About Tufts University School of Medicine and the Sackler School of Graduate Biomedical Sciences

Tufts University School of Medicine and the Sackler School of Graduate Biomedical Sciences at Tufts University are international leaders in innovative medical education and advanced research. The School of Medicine and the Sackler School are renowned for excellence in education in general medicine, biomedical sciences, special combined degree programs in business, health management, public health, bioengineering and international relations, as well as basic and clinical research at the cellular and molecular level. Ranked among the top in the nation, the School of Medicine is affiliated with six major teaching hospitals and more than 30 health care facilities. Tufts University School of Medicine and the Sackler School undertake research that is consistently rated among the highest in the nation for its impact on the advancement of medical science.

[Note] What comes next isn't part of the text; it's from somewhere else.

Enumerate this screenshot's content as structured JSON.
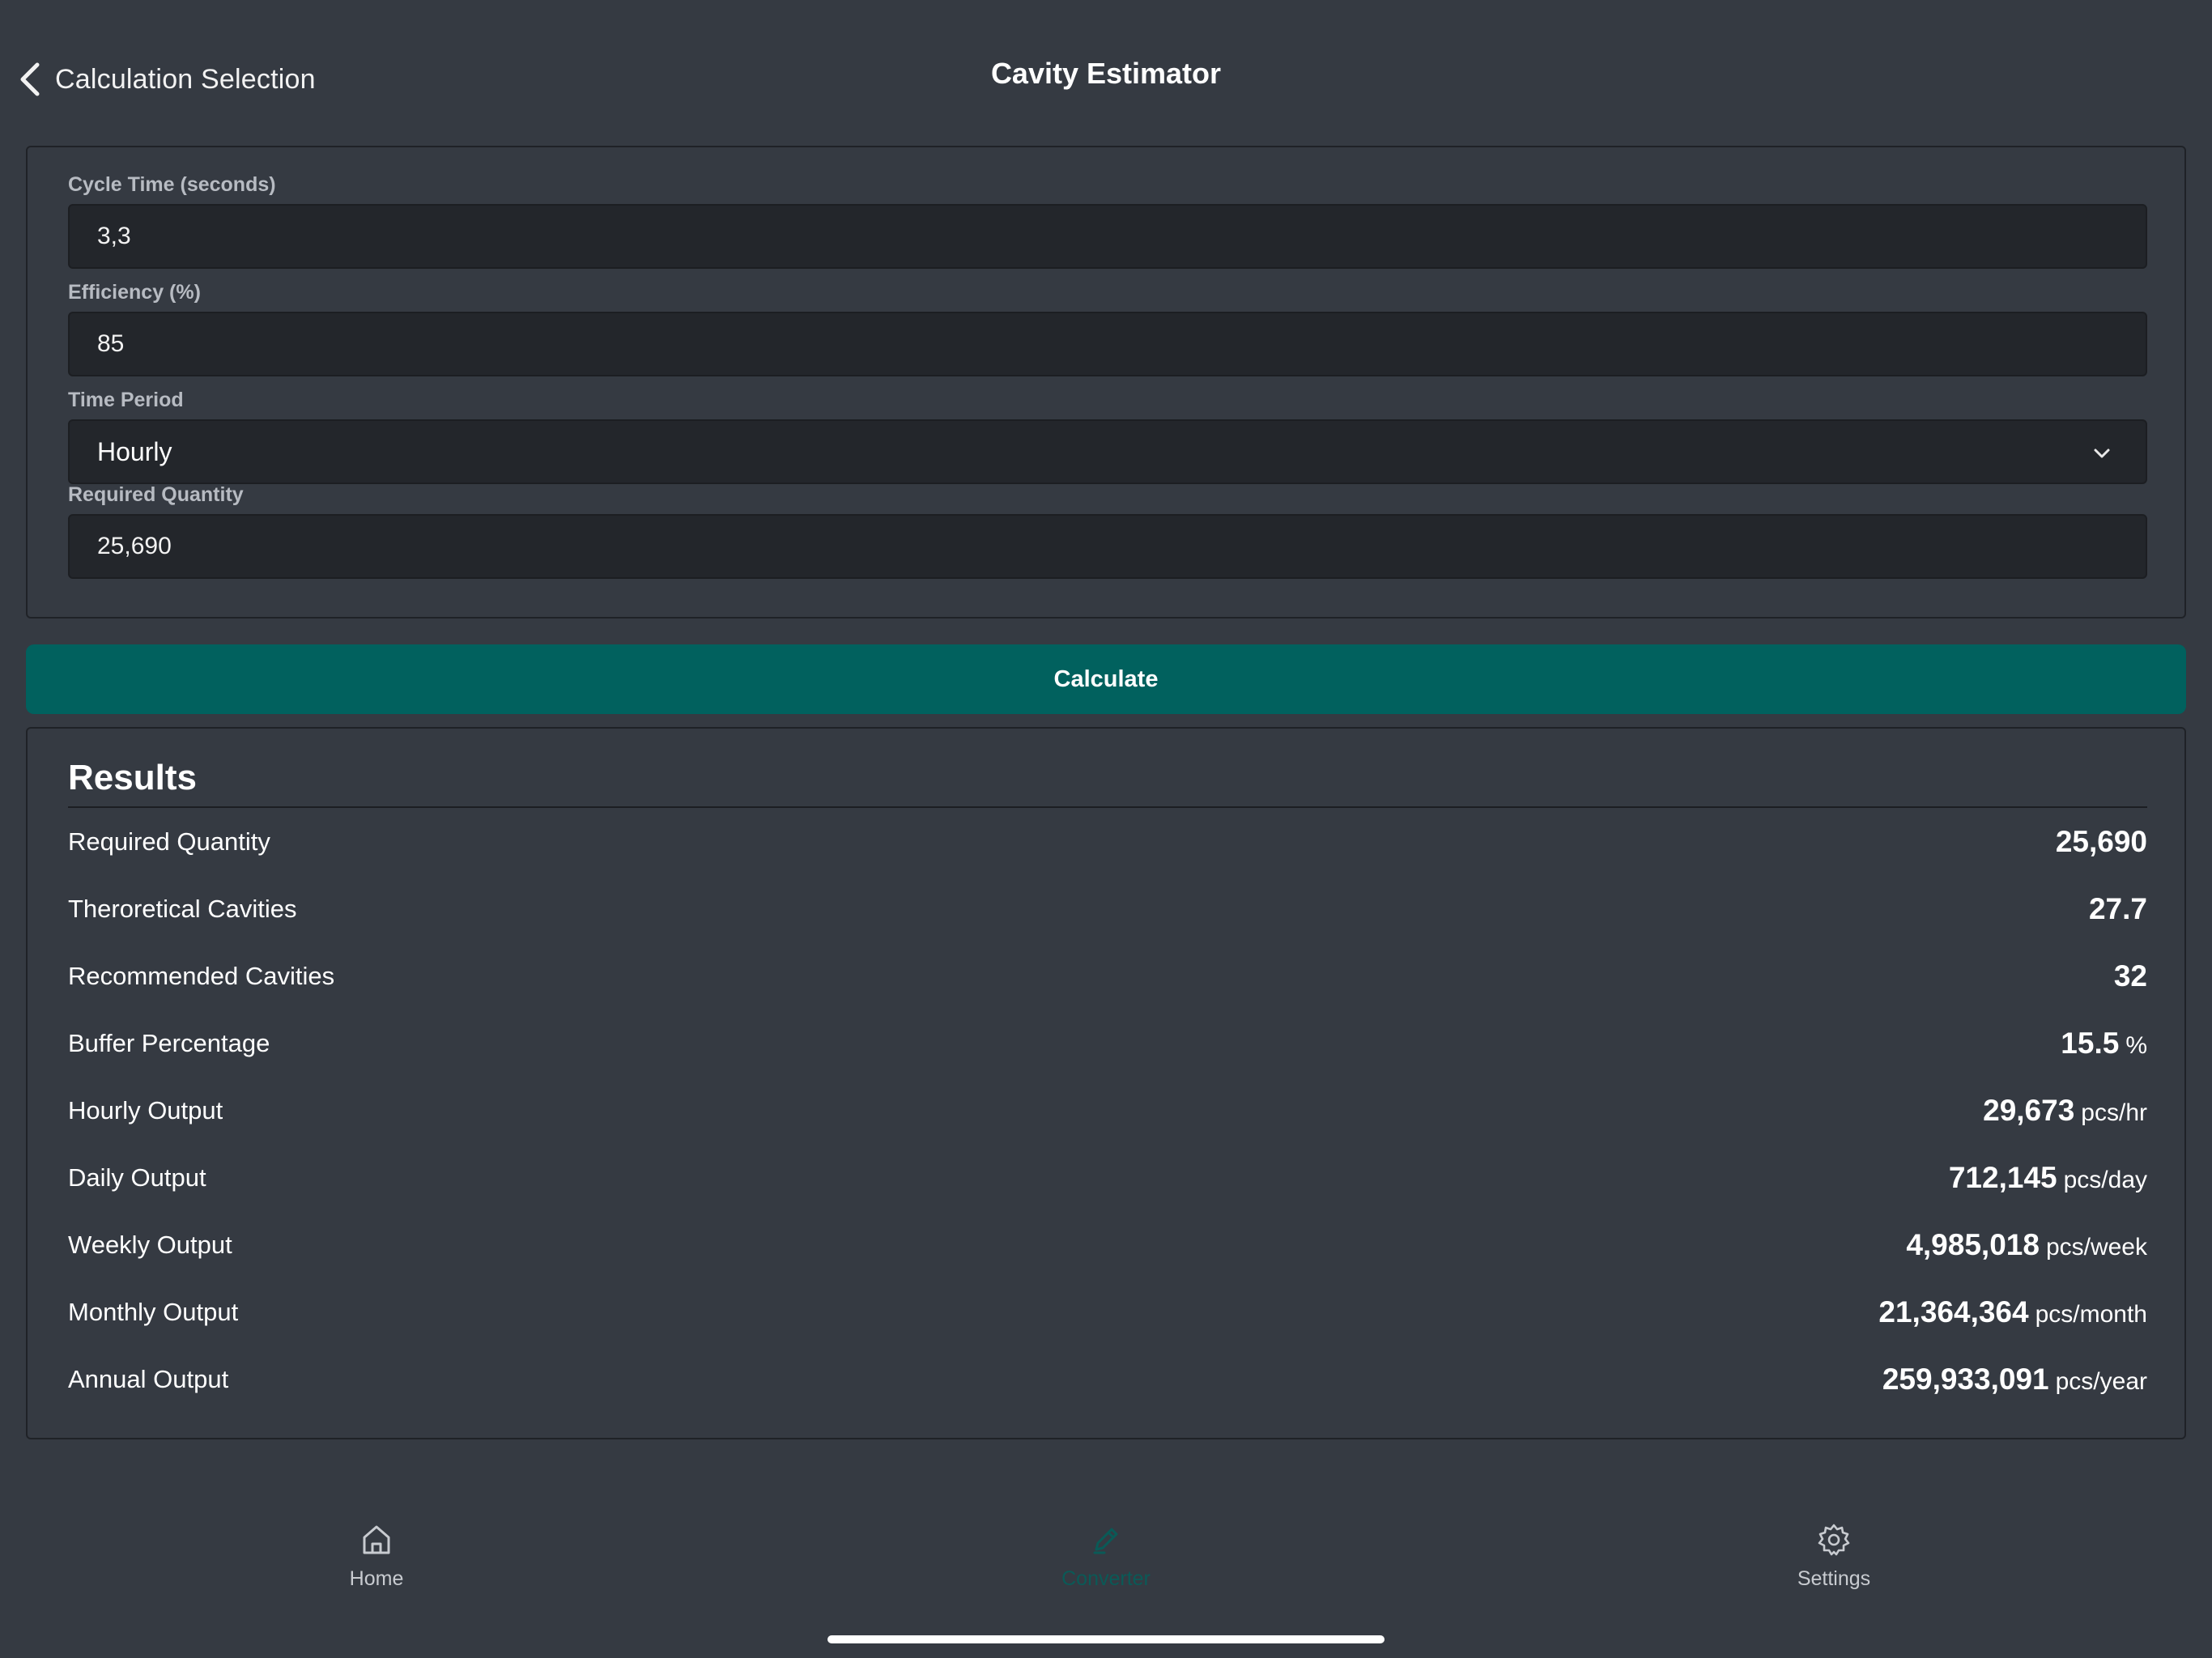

The Training in Education and Critical Research Skills Program at Tufts Sackler School specifically addresses the need for talented biomedical scientists who will excel as researchers, teachers, and mentors in an academic setting and the need to enhance the diversity of the biomedical workforce. To accomplish this goal, the school provides postdoctoral trainees with rigorous hands-on training in biomedical research, and prepares them to handle the challenges of teaching and mentoring a diverse student body by partnering with Boston area undergraduate institutions committed to serving under-represented students. Tufts is currently the only institution in Massachusetts to receive such funding.